Growing up, I played The Legend of the Mystical Ninja at my best friend's house (though I was bad at it), and I had been looking forward to trying it again. It's an unusual, fun adventure game. I recently learned that in Japan Legend of the Mystical Ninja was preceded by three Famicom games and followed by three more Super Famicom games, none of which were localized for the West! The Japanese name of the series is Go for It, Goemon! It's based on a 1980 Japanese arcade game called Mr. Goemon. The emulation community put out fan translations of the Famicom games between 2009 and 2017. Surprisingly, no translations of the Super Famicom games existed until 2020, all three created by the same people . The series takes places in early-modern Japan. It has a light-hearted anime aesthetic. The titular character is a spiky-haired kid named Goemon. If a second player joins the simultaneous action (highly recommended), Goemon is assisted by an older, overweight ninja named Ebisumaru.

Street Fighter II: 30th anniversary

Thirty years ago today Street Fighter II made the transition from arcade to living room on the Super NES. Although quickly eclipsed by its two successors, for one year it was the hotness.
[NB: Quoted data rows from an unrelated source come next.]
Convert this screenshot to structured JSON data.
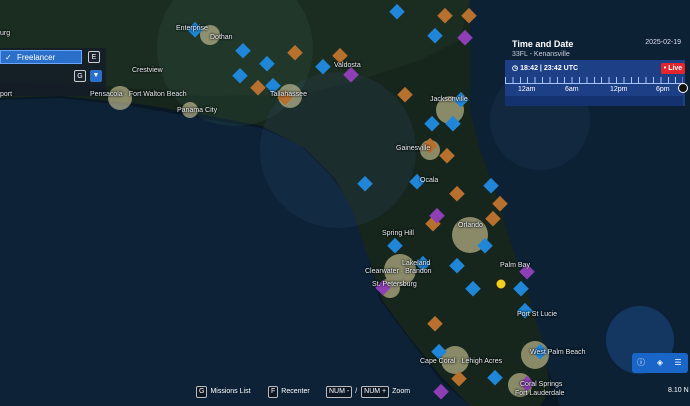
{
  "left_panel": {
    "partial_text_top": "urg",
    "freelancer_label": "Freelancer",
    "freelancer_key": "E",
    "missions_key": "G"
  },
  "cities": {
    "enterprise": "Enterprise",
    "dothan": "Dothan",
    "crestview": "Crestview",
    "pensacola_fwb": "Pensacola · Fort Walton Beach",
    "panama_city": "Panama City",
    "valdosta": "Valdosta",
    "tallahassee": "Tallahassee",
    "jacksonville": "Jacksonville",
    "gainesville": "Gainesville",
    "ocala": "Ocala",
    "spring_hill": "Spring Hill",
    "orlando": "Orlando",
    "lakeland": "Lakeland",
    "clearwater": "Clearwater · Brandon",
    "st_petersburg": "St. Petersburg",
    "palm_bay": "Palm Bay",
    "port_st_lucie": "Port St Lucie",
    "west_palm_beach": "West Palm Beach",
    "cape_coral": "Cape Coral · Lehigh Acres",
    "coral_springs": "Coral Springs",
    "fort_lauderdale": "Fort Lauderdale",
    "port_left": "port"
  },
  "time_panel": {
    "title": "Time and Date",
    "date": "2025-02-19",
    "location": "33FL - Kenansville",
    "clock": "18:42 | 23:42 UTC",
    "live_label": "• Live",
    "ticks": [
      "12am",
      "6am",
      "12pm",
      "6pm"
    ]
  },
  "bottom_bar": {
    "missions_key": "G",
    "missions_label": "Missions List",
    "recenter_key": "F",
    "recenter_label": "Recenter",
    "zoom_out_key": "NUM -",
    "separator": "/",
    "zoom_in_key": "NUM +",
    "zoom_label": "Zoom"
  },
  "map_toolbar": {
    "info_icon": "info-icon",
    "layers_icon": "layers-icon",
    "menu_icon": "menu-icon"
  },
  "scale": "8.10 N",
  "colors": {
    "accent": "#2a6fc9",
    "live": "#e3262e",
    "timeline": "#1c3f86",
    "marker_blue": "#1f86d8",
    "marker_orange": "#b8702e",
    "marker_purple": "#8e3fb5"
  }
}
It would be hard to overstate how popular Street Fighter II was in the early 90's. Its predecessor was downright bad, but Street Fighter II invented the PVP fighting genre as we know it. Its roster of eight characters was a huge step-up from Street Fighter's two (Ken and Ryu, who returned for the sequel). The next iteration of the arcade game, Street Fighter II: Champion Edition, which hit arcades just as the SNES port arrived, let you play as the bosses as well, increasing the roster to twelve. A false rumor said a secret code would let you play them at home as well. While that wasn't true, there was a code (↓, R, ↑, L, Y, B) to let both players choose the same character for a mirror match. A prime strength of the game is how interesting each character is: the American airman Guile (think